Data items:
•••
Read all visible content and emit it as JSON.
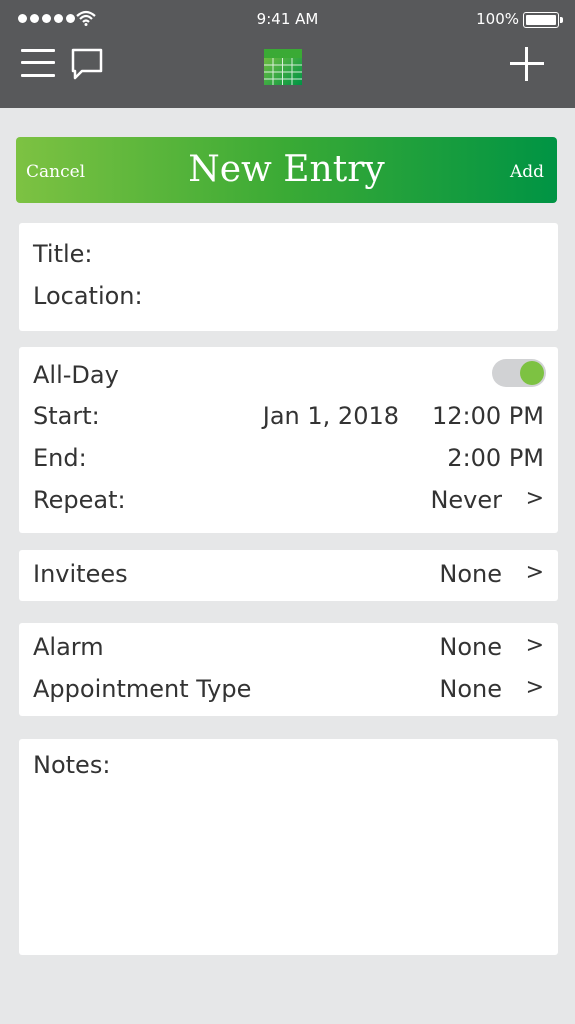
{
  "status_bar": {
    "time": "9:41 AM",
    "battery": "100%"
  },
  "nav": {
    "left_icons": [
      "menu-icon",
      "chat-icon"
    ],
    "center_icon": "calendar-icon",
    "right_icon": "plus-icon"
  },
  "header": {
    "cancel": "Cancel",
    "title": "New Entry",
    "add": "Add"
  },
  "colors": {
    "accent_start": "#7dc242",
    "accent_end": "#009444",
    "topbar": "#58595b"
  },
  "details": {
    "title_label": "Title:",
    "location_label": "Location:"
  },
  "schedule": {
    "all_day_label": "All-Day",
    "all_day_on": true,
    "start_label": "Start:",
    "start_date": "Jan 1, 2018",
    "start_time": "12:00 PM",
    "end_label": "End:",
    "end_time": "2:00 PM",
    "repeat_label": "Repeat:",
    "repeat_value": "Never"
  },
  "invitees": {
    "label": "Invitees",
    "value": "None"
  },
  "alarm": {
    "label": "Alarm",
    "value": "None"
  },
  "appointment_type": {
    "label": "Appointment Type",
    "value": "None"
  },
  "notes": {
    "label": "Notes:"
  },
  "chevron": ">"
}
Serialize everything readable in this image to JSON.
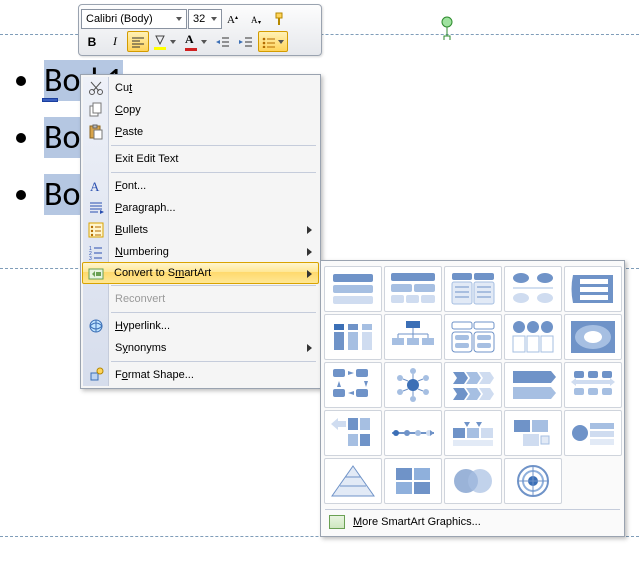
{
  "toolbar": {
    "font_name": "Calibri (Body)",
    "font_size": "32"
  },
  "bullets": {
    "items": [
      "Bod 1",
      "Bo",
      "Bo"
    ]
  },
  "context_menu": {
    "cut": "Cut",
    "copy": "Copy",
    "paste": "Paste",
    "exit_edit": "Exit Edit Text",
    "font": "Font...",
    "paragraph": "Paragraph...",
    "bullets": "Bullets",
    "numbering": "Numbering",
    "convert_smartart": "Convert to SmartArt",
    "reconvert": "Reconvert",
    "hyperlink": "Hyperlink...",
    "synonyms": "Synonyms",
    "format_shape": "Format Shape..."
  },
  "gallery": {
    "more": "More SmartArt Graphics..."
  },
  "chart_data": null
}
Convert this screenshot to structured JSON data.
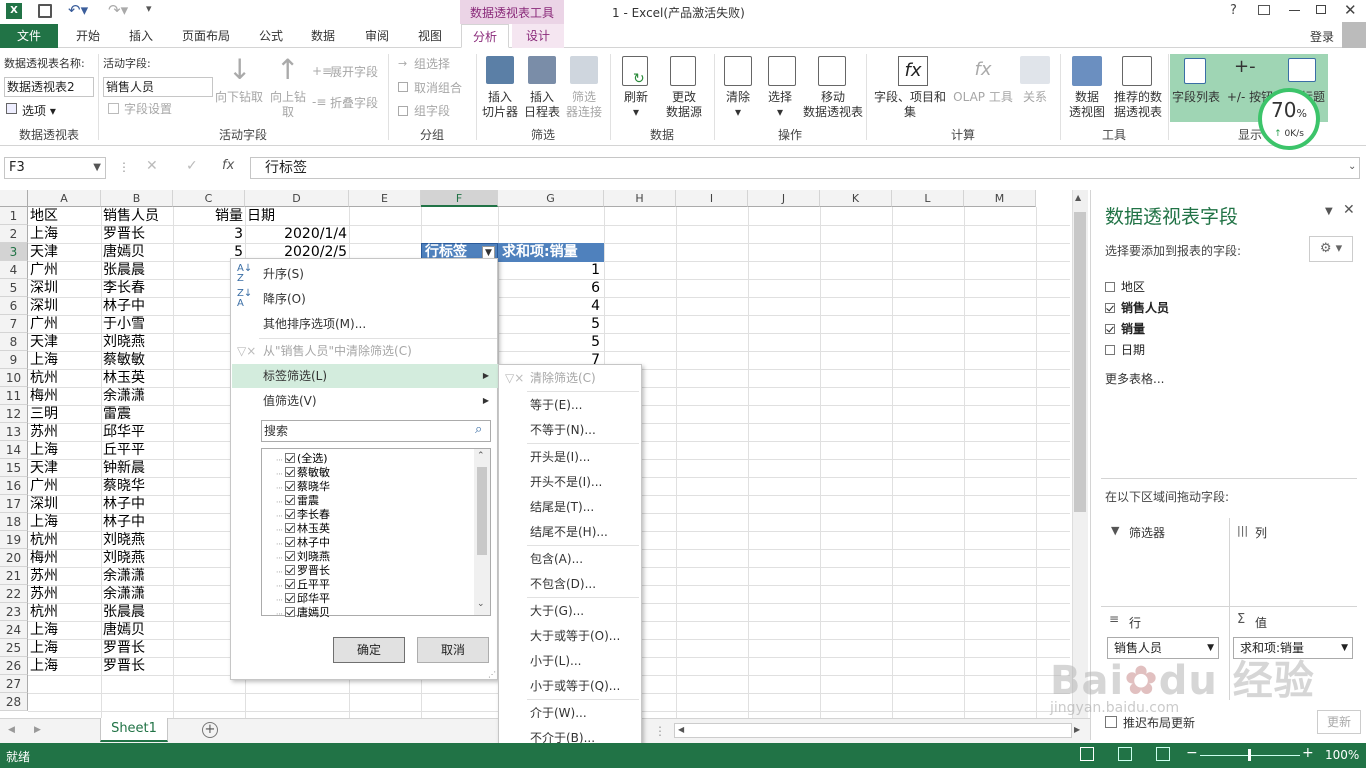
{
  "titlebar": {
    "tool_context": "数据透视表工具",
    "title": "1 - Excel(产品激活失败)",
    "help": "?",
    "login": "登录"
  },
  "tabs": [
    {
      "label": "文件"
    },
    {
      "label": "开始"
    },
    {
      "label": "插入"
    },
    {
      "label": "页面布局"
    },
    {
      "label": "公式"
    },
    {
      "label": "数据"
    },
    {
      "label": "审阅"
    },
    {
      "label": "视图"
    },
    {
      "label": "分析"
    },
    {
      "label": "设计"
    }
  ],
  "ribbon": {
    "pivot_name_label": "数据透视表名称:",
    "pivot_name_value": "数据透视表2",
    "options": "选项",
    "active_field_label": "活动字段:",
    "active_field_value": "销售人员",
    "field_settings": "字段设置",
    "drill_down": "向下钻取",
    "drill_up": "向上钻\n取",
    "expand": "展开字段",
    "collapse": "折叠字段",
    "group_sel": "组选择",
    "ungroup": "取消组合",
    "group_field": "组字段",
    "slicer": "插入\n切片器",
    "timeline": "插入\n日程表",
    "filter_conn": "筛选\n器连接",
    "refresh": "刷新",
    "change_source": "更改\n数据源",
    "clear": "清除",
    "select": "选择",
    "move": "移动\n数据透视表",
    "fields_items": "字段、项目和\n集",
    "olap": "OLAP 工具",
    "relations": "关系",
    "pivot_chart": "数据\n透视图",
    "recommended": "推荐的数\n据透视表",
    "field_list": "字段列表",
    "plusminus": "+/- 按钮",
    "headers": "标题",
    "groups": {
      "pivot": "数据透视表",
      "active": "活动字段",
      "group": "分组",
      "filter": "筛选",
      "data": "数据",
      "ops": "操作",
      "calc": "计算",
      "tools": "工具",
      "show": "显示"
    },
    "speed": {
      "percent": "70",
      "unit": "%",
      "rate": "0K/s"
    }
  },
  "formula_bar": {
    "namebox": "F3",
    "content": "行标签",
    "fx": "fx"
  },
  "columns": [
    "A",
    "B",
    "C",
    "D",
    "E",
    "F",
    "G",
    "H",
    "I",
    "J",
    "K",
    "L",
    "M"
  ],
  "rows": [
    {
      "n": "1",
      "a": "地区",
      "b": "销售人员",
      "c": "销量",
      "d": "日期"
    },
    {
      "n": "2",
      "a": "上海",
      "b": "罗晋长",
      "c": "3",
      "d": "2020/1/4"
    },
    {
      "n": "3",
      "a": "天津",
      "b": "唐嫣贝",
      "c": "5",
      "d": "2020/2/5"
    },
    {
      "n": "4",
      "a": "广州",
      "b": "张晨晨"
    },
    {
      "n": "5",
      "a": "深圳",
      "b": "李长春"
    },
    {
      "n": "6",
      "a": "深圳",
      "b": "林子中"
    },
    {
      "n": "7",
      "a": "广州",
      "b": "于小雪"
    },
    {
      "n": "8",
      "a": "天津",
      "b": "刘晓燕"
    },
    {
      "n": "9",
      "a": "上海",
      "b": "蔡敏敏"
    },
    {
      "n": "10",
      "a": "杭州",
      "b": "林玉英"
    },
    {
      "n": "11",
      "a": "梅州",
      "b": "余潇潇"
    },
    {
      "n": "12",
      "a": "三明",
      "b": "雷震"
    },
    {
      "n": "13",
      "a": "苏州",
      "b": "邱华平"
    },
    {
      "n": "14",
      "a": "上海",
      "b": "丘平平"
    },
    {
      "n": "15",
      "a": "天津",
      "b": "钟新晨"
    },
    {
      "n": "16",
      "a": "广州",
      "b": "蔡晓华"
    },
    {
      "n": "17",
      "a": "深圳",
      "b": "林子中"
    },
    {
      "n": "18",
      "a": "上海",
      "b": "林子中"
    },
    {
      "n": "19",
      "a": "杭州",
      "b": "刘晓燕"
    },
    {
      "n": "20",
      "a": "梅州",
      "b": "刘晓燕"
    },
    {
      "n": "21",
      "a": "苏州",
      "b": "余潇潇"
    },
    {
      "n": "22",
      "a": "苏州",
      "b": "余潇潇"
    },
    {
      "n": "23",
      "a": "杭州",
      "b": "张晨晨"
    },
    {
      "n": "24",
      "a": "上海",
      "b": "唐嫣贝"
    },
    {
      "n": "25",
      "a": "上海",
      "b": "罗晋长"
    },
    {
      "n": "26",
      "a": "上海",
      "b": "罗晋长"
    },
    {
      "n": "27"
    },
    {
      "n": "28"
    }
  ],
  "pivot": {
    "row_label": "行标签",
    "sum_label": "求和项:销量",
    "values": [
      "1",
      "6",
      "4",
      "5",
      "5",
      "7"
    ]
  },
  "context_menu": {
    "sort_asc": "升序(S)",
    "sort_desc": "降序(O)",
    "more_sort": "其他排序选项(M)...",
    "clear_filter": "从\"销售人员\"中清除筛选(C)",
    "label_filter": "标签筛选(L)",
    "value_filter": "值筛选(V)",
    "search_placeholder": "搜索",
    "items": [
      {
        "label": "(全选)",
        "checked": true
      },
      {
        "label": "蔡敏敏",
        "checked": true
      },
      {
        "label": "蔡晓华",
        "checked": true
      },
      {
        "label": "雷震",
        "checked": true
      },
      {
        "label": "李长春",
        "checked": true
      },
      {
        "label": "林玉英",
        "checked": true
      },
      {
        "label": "林子中",
        "checked": true
      },
      {
        "label": "刘晓燕",
        "checked": true
      },
      {
        "label": "罗晋长",
        "checked": true
      },
      {
        "label": "丘平平",
        "checked": true
      },
      {
        "label": "邱华平",
        "checked": true
      },
      {
        "label": "唐嫣贝",
        "checked": true
      }
    ],
    "ok": "确定",
    "cancel": "取消"
  },
  "submenu": {
    "clear": "清除筛选(C)",
    "eq": "等于(E)...",
    "neq": "不等于(N)...",
    "begins": "开头是(I)...",
    "not_begins": "开头不是(I)...",
    "ends": "结尾是(T)...",
    "not_ends": "结尾不是(H)...",
    "contains": "包含(A)...",
    "not_contains": "不包含(D)...",
    "gt": "大于(G)...",
    "gte": "大于或等于(O)...",
    "lt": "小于(L)...",
    "lte": "小于或等于(Q)...",
    "between": "介于(W)...",
    "not_between": "不介于(B)..."
  },
  "pane": {
    "title": "数据透视表字段",
    "subtitle": "选择要添加到报表的字段:",
    "fields": [
      {
        "label": "地区",
        "checked": false
      },
      {
        "label": "销售人员",
        "checked": true
      },
      {
        "label": "销量",
        "checked": true
      },
      {
        "label": "日期",
        "checked": false
      }
    ],
    "more": "更多表格...",
    "drag_hint": "在以下区域间拖动字段:",
    "filter_area": "筛选器",
    "col_area": "列",
    "row_area": "行",
    "val_area": "值",
    "row_field": "销售人员",
    "val_field": "求和项:销量",
    "defer": "推迟布局更新",
    "update": "更新"
  },
  "sheet_tab": "Sheet1",
  "status": {
    "ready": "就绪",
    "zoom": "100%"
  },
  "watermark": {
    "text": "Bai du 经验",
    "sub": "jingyan.baidu.com"
  }
}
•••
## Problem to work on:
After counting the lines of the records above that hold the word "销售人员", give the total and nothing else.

## Exercise result:
5